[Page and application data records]
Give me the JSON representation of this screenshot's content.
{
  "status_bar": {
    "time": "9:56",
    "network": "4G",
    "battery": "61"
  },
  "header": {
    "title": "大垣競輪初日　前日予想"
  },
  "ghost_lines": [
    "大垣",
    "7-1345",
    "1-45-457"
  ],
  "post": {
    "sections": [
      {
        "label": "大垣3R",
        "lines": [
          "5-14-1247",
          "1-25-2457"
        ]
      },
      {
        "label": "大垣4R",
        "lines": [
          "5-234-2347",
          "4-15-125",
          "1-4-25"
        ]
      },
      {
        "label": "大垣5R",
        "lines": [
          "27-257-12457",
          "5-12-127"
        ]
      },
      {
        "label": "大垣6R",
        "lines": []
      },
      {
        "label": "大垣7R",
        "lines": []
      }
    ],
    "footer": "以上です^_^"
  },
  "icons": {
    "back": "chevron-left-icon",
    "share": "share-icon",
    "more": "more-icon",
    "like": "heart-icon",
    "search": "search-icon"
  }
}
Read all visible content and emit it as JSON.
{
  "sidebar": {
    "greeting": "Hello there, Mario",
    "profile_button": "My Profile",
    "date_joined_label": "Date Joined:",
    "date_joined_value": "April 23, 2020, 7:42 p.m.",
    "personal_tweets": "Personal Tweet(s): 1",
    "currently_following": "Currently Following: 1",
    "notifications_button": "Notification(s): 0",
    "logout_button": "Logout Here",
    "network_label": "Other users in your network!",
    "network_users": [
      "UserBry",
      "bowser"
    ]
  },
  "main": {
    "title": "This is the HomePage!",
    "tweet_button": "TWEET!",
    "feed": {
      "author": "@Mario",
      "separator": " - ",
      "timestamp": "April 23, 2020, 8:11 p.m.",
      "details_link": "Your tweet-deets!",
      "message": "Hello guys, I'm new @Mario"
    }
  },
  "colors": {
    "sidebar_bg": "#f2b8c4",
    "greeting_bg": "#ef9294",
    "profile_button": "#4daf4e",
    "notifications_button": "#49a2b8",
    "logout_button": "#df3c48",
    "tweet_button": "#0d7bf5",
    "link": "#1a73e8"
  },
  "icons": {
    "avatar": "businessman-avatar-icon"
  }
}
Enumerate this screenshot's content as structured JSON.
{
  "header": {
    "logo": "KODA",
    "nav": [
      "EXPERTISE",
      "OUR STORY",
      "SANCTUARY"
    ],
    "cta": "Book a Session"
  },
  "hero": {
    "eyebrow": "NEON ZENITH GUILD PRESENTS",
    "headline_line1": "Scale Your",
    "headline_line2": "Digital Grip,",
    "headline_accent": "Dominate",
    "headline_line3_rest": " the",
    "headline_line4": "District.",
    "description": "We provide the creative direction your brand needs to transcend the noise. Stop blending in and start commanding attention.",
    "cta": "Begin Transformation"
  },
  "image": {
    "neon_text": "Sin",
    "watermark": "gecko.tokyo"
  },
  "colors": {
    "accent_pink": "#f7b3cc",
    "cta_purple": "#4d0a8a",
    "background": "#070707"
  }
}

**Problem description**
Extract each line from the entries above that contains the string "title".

**Task result**
    "title": "大垣競輪初日　前日予想"
    "title": "This is the HomePage!",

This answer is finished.